Originally Posted by michst
I can think of a few:
1. The economy tanked so not a lot of developers were interested
2. Unlike the levee the banks couldn't be built just on fill. A large underground parking structure (when completed one of the largest in the country) had to be built in the floodplain
3. The deal with the bengals. They used up a lot of money for the infrastructure but also has a clause that 5000 parking spots must be available west of suspension bridge. So you couldn't just rush in and build over the surface parkin.
4. Not as much money coming in for sales tax
5. It truly is a much more expansive project then the levee or a strip mall. Big projects like these take time.
Two stadiums, a coliseum, a world class museum, huge intercity park, many restaurants, and downtown residents in an area of town sure beats anything else in the tristate. And considering just 13 or so years ago it was mostly just warehouses and a highway ramps its remarkable we have what we do.
I guess I'd buy argument #1 if Newport on the Levee and Easton Town Center in Columbus hadn't both been completed while the Banks languished in development hell.
Argument #2 is great, but it still doesn't explain why the Banks took so long to break ground. The project started planning in 1996 and didn't break ground until 2007. I agree that the task of building something in a flood plain and so close to the river is a daunting task, but it's a task that could've been started years ago.
Argument #3 speaks to my previous point about gross incompetence from elected officials. The lease with Bengals was bad business from top to bottom.
Argument #4 would make sense if it wasn't for the fact that the project was concieved during one of the biggest economic upswings in US history.
And, honestly, I don't buy Argument #5 at all. It really *isn't* all that amazing of a project. They built two sports facilities -- which has been done in any number of places over the last 20 years including places like Pittsburgh, Baltimore, Cleveland, Seattle, Philadelphia, and Washington. The museum they constructed is low-foot traffic and doesn't fit much with the "entertainment destination" vibe the rest of the Banks is going for.
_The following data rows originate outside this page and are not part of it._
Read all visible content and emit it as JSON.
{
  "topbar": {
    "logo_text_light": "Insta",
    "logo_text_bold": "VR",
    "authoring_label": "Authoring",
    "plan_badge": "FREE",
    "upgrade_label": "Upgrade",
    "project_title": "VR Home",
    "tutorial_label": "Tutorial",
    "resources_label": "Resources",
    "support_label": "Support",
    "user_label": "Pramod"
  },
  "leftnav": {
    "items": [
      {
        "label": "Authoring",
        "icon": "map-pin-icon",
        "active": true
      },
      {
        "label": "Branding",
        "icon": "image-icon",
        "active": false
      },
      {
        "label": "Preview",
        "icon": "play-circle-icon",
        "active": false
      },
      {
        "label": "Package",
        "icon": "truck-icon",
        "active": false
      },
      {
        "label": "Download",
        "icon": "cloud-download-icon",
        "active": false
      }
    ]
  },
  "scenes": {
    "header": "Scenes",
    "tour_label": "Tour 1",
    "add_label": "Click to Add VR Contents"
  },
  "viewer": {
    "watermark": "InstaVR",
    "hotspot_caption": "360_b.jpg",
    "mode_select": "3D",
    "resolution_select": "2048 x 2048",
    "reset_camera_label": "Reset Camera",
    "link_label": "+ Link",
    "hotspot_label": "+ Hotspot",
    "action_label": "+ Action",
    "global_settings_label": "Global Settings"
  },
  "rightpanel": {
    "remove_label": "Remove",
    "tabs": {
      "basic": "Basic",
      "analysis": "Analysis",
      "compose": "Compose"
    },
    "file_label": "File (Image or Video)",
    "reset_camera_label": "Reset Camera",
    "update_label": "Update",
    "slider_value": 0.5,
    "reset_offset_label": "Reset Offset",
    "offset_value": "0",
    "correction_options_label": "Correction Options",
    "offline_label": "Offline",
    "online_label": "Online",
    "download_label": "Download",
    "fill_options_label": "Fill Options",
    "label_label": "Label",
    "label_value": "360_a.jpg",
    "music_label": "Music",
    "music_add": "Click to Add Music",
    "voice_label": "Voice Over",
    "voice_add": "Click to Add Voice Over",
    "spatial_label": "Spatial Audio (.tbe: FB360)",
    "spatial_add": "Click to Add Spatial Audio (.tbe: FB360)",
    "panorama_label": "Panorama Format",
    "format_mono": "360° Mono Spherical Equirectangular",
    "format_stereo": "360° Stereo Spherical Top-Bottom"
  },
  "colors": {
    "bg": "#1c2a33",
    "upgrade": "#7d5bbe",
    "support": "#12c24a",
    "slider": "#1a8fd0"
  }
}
And, on the retail/dining aspect, the project is woefully underwhelming. What we have, after years of planning, starts, and stops is basically a few bars, a couple places to eat, and some overpriced apartments. There is nothing by way of retail or things that would be a draw on weeknights when the Reds aren't playing. The museum isn't the type of thing that gets parents to load up the car for a fun day/night out like a COSI-type museum would have been.There's no movie theater / playhouse / concert hall / comedy club / etc. type of entertainment venue, there's no shopping -- hell, there isn't even a place to grab coffee and hang out if you don't want to get drunk on a work night. That's a massive failure of design, IMO -- and it'll be seen as such when the place is a ghost time during the winter and when the Reds are road-tripping.
When the Banks was planned, it was envisioned as something that could redefine downtown and provide people a reason to come back. As it stands, the Banks is really just a spot to watch a game and things to do right before or right after. That'll be fun this year, but it's sad considering what a missed opportunity it was.